Creating a Business Continuity Plan: Preparing for Crisis and Disruptions
In today’s ever-changing business landscape, it is essential for organizations to be prepared for unexpected disruptions and crises that can severely impact their operations. Whether it be natural disasters, pandemics, or cyber-attacks, having a well-thought-out business continuity plan can mean the difference between survival and failure. In this blog post, we will explore the importance of creating a business continuity plan and provide some key steps to help you get started.
What is a business continuity plan, and why is it important?
A business continuity plan (BCP) is a comprehensive document that outlines the steps a company must take to ensure its operations can continue, or resume, in the event of a disruption. It includes strategies, procedures, and protocols that minimize damage, enable recovery, and ensure the safety of employees and customers.

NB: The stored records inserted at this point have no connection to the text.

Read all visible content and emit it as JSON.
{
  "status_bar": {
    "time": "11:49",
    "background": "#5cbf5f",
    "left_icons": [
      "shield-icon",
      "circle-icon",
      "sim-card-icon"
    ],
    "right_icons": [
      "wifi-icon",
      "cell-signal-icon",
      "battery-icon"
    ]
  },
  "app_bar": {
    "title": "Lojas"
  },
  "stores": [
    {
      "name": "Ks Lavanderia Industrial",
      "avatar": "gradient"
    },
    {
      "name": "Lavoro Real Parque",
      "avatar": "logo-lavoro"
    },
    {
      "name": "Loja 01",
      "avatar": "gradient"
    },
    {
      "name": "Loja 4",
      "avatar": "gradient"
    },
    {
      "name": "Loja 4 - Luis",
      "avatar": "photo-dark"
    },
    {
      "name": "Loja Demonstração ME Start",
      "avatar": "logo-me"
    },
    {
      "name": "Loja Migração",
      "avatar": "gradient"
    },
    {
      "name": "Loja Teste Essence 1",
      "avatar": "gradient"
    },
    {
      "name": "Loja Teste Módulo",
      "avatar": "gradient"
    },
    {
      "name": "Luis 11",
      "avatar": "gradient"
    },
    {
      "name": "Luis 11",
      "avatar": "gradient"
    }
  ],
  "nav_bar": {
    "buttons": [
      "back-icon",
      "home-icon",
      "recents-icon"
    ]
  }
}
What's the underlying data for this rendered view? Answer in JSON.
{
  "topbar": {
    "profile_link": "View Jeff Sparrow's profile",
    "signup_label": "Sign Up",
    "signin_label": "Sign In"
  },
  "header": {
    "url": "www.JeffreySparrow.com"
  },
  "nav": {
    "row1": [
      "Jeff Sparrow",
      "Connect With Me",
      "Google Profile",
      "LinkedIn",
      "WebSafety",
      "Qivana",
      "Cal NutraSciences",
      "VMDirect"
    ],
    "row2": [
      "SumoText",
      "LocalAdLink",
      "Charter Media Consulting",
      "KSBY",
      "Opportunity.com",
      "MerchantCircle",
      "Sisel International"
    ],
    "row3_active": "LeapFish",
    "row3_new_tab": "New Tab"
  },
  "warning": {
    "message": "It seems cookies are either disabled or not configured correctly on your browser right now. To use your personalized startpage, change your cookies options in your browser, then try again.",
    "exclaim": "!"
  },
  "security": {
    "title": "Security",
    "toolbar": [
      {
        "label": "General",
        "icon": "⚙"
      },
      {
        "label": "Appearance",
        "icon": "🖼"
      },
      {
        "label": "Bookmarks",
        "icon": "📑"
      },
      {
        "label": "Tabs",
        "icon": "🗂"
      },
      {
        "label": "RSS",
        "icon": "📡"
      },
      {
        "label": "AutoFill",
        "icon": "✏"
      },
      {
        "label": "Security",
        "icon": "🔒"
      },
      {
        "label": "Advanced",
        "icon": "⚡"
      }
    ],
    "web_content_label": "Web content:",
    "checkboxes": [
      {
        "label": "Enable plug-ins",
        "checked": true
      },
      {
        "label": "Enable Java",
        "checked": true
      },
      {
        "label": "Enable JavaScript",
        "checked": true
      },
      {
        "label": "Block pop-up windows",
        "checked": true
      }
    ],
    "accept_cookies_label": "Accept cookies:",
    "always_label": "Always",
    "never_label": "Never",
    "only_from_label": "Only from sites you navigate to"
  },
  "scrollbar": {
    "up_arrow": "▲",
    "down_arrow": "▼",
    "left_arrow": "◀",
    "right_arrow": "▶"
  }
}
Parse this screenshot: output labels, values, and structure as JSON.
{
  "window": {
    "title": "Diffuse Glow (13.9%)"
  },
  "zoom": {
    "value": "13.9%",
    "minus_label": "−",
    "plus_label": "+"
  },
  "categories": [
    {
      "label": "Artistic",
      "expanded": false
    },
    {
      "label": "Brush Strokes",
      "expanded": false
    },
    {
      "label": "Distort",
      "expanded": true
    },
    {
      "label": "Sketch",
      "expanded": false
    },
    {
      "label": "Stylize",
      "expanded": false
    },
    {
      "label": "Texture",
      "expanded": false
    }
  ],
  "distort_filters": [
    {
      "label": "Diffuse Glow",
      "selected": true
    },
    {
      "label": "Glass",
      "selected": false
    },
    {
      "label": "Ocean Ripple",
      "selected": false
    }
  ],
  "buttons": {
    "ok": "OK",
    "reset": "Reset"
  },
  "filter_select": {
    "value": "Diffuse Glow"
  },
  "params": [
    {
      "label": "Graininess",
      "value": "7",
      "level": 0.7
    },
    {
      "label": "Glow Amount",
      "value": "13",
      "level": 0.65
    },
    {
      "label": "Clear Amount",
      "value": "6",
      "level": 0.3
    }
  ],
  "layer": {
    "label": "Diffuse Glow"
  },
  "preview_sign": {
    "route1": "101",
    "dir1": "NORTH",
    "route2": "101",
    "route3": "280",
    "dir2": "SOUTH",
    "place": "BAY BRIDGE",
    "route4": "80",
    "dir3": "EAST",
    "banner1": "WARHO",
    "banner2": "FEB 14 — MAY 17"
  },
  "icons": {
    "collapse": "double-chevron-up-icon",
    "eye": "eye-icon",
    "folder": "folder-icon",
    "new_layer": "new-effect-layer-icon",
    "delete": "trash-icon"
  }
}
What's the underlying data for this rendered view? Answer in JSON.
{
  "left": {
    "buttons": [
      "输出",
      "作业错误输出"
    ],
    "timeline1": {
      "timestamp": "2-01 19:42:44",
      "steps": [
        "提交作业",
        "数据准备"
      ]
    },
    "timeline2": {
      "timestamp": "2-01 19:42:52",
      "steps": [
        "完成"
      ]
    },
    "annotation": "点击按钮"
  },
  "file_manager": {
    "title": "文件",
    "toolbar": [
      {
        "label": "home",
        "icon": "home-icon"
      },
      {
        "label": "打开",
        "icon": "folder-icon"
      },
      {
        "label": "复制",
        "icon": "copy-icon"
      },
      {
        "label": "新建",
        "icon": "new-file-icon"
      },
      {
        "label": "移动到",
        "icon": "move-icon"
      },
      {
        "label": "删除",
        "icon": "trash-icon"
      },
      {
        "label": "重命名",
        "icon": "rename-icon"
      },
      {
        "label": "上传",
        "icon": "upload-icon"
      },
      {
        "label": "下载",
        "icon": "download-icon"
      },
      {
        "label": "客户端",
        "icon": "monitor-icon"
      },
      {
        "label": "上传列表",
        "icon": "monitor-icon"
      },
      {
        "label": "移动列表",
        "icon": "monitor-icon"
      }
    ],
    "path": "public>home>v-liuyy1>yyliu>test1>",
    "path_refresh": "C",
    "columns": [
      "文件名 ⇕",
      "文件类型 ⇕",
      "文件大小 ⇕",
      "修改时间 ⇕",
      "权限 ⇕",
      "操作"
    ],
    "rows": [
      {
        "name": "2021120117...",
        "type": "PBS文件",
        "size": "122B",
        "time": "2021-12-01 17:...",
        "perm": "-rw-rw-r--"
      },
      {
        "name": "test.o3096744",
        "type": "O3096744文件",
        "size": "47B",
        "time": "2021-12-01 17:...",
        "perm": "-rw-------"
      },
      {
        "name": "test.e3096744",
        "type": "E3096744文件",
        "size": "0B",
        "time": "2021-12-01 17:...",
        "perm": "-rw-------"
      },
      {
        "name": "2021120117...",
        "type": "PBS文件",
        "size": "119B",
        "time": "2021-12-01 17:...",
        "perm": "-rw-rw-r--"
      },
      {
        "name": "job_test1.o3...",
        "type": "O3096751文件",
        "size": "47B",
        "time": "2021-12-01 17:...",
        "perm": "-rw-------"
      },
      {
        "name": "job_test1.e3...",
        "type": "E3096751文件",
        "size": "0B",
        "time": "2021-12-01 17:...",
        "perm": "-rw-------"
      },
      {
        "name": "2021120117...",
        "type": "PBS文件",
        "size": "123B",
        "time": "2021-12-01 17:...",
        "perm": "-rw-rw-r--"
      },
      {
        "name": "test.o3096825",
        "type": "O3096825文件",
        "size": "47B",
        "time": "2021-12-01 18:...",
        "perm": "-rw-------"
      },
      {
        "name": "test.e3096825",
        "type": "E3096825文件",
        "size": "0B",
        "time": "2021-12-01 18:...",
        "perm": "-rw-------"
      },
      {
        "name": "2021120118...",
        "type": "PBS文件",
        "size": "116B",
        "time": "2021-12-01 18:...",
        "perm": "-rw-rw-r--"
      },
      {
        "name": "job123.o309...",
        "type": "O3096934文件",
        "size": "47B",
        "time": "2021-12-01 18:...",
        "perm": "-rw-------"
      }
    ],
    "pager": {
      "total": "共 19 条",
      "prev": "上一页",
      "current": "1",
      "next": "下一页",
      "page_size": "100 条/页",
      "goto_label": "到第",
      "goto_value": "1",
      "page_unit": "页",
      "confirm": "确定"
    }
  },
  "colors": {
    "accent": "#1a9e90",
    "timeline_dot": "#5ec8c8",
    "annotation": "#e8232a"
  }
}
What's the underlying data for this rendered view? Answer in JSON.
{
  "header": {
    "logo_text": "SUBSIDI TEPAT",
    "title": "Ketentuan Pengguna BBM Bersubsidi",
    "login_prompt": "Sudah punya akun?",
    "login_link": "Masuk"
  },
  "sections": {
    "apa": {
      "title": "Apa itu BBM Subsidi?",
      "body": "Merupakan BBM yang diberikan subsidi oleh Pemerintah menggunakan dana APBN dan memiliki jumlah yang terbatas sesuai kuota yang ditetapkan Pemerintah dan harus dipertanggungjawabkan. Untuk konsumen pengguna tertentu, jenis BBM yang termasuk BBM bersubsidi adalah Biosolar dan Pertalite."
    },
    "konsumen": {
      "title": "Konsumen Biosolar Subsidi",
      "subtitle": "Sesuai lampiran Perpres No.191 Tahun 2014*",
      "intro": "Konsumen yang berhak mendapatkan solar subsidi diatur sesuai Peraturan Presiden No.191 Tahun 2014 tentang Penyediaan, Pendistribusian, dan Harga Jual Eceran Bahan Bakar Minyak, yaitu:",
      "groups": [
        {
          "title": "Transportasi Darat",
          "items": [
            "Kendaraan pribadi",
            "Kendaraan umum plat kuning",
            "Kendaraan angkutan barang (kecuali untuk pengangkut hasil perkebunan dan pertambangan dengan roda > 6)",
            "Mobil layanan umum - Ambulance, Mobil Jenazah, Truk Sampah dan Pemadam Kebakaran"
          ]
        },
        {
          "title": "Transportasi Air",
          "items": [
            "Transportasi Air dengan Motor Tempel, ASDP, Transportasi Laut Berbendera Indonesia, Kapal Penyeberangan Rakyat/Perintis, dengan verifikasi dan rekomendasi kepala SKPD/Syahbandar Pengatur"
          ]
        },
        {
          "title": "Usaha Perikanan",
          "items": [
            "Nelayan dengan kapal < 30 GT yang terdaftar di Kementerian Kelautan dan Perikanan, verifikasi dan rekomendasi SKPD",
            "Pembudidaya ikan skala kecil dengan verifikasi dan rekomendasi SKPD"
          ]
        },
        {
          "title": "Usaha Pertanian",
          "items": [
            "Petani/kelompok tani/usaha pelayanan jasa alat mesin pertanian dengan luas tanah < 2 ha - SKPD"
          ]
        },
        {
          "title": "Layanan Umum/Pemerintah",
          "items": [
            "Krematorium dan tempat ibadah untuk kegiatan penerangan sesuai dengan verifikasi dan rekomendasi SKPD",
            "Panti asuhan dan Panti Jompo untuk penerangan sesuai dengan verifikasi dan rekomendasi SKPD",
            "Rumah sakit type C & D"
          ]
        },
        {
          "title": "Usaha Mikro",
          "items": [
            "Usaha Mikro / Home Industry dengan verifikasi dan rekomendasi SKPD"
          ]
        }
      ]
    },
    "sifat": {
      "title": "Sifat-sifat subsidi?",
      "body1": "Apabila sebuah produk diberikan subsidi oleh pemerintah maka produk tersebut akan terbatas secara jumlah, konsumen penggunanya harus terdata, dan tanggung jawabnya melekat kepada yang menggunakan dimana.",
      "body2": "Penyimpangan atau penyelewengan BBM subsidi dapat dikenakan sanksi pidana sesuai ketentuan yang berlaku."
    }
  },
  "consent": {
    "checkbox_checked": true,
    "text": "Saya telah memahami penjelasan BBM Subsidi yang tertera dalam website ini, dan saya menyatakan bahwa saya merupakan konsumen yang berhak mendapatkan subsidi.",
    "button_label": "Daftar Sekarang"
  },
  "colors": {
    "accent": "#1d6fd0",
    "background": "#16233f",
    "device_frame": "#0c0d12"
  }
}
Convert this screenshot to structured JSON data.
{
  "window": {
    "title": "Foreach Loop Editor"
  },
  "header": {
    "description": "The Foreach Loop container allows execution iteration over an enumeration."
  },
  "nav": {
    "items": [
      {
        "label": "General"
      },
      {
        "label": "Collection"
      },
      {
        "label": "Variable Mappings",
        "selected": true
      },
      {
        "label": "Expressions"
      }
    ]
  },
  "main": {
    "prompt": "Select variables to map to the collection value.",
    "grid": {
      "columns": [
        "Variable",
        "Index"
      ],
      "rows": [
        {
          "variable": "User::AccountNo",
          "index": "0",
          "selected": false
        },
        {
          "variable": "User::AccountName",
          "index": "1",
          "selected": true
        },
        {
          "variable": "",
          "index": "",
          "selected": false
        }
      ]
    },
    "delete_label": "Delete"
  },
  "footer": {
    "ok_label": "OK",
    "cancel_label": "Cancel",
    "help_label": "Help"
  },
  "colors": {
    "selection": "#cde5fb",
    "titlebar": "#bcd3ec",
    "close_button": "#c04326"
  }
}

The importance of having a BCP cannot be overstated. First and foremost, it helps protect the livelihood of your business. By identifying potential risks and developing contingency plans, you are better equipped to handle and mitigate the impact of disruptions. Secondly, having a robust BCP enhances your ability to respond quickly and efficiently during times of crisis, helping to maintain customer trust and confidence. Finally, a well-prepared BCP can also help your organization stay compliant with legal, regulatory, and industry requirements.
Key steps to create a business continuity plan
1. Risk Assessment: Conduct a thorough assessment to identify potential risks and vulnerabilities that could disrupt your business. These can range from natural disasters to technology failures and cyber threats. Evaluate the impact each potential risk may have on your operations and prioritize them based on severity.
2. Business Impact Analysis: Determine the potential consequences of each risk on your business. This analysis should include the financial impact, operational disruptions, damage to reputation, and any legal or regulatory implications. This step helps identify critical processes and assets that need to be protected or recovered in a timely manner.
3. Continuity Strategy: Develop strategies to ensure the continuity of critical functions during and after a disruption. Consider alternative locations, backup systems, and off-site data storage options. Identify key personnel and their roles in executing the plan. Keep in mind that the strategy may vary depending on the nature of the disruption.
4. Disaster Recovery Plan: Create a comprehensive plan to recover and restore operations following a disruption. This plan should outline specific steps to be taken, responsibilities, and timelines for recovery. Regularly test and update this plan to ensure its effectiveness.
5. Communication Plan: Establish a clear and effective communication strategy to keep employees, stakeholders, and customers informed during a crisis. Include both internal and external communication channels, such as email, social media, and dedicated websites. Ensure that all relevant parties know how to access information and whom to contact.
6. Training and Testing: Conduct regular training sessions to familiarize employees with the BCP and ensure their understanding of their roles and responsibilities. Regularly test the plan through simulations or drills to identify any weaknesses or gaps in your preparedness. Use these opportunities to refine your plan and address any areas for improvement.
In conclusion, creating a business continuity plan is vital for every organization, regardless of its size or industry. By investing the time and effort to create a well-thought-out plan, you can significantly increase your resilience and ability to navigate through disruptions. Remember, preparation is the key to effectively managing crises and ensuring the continuity of your business.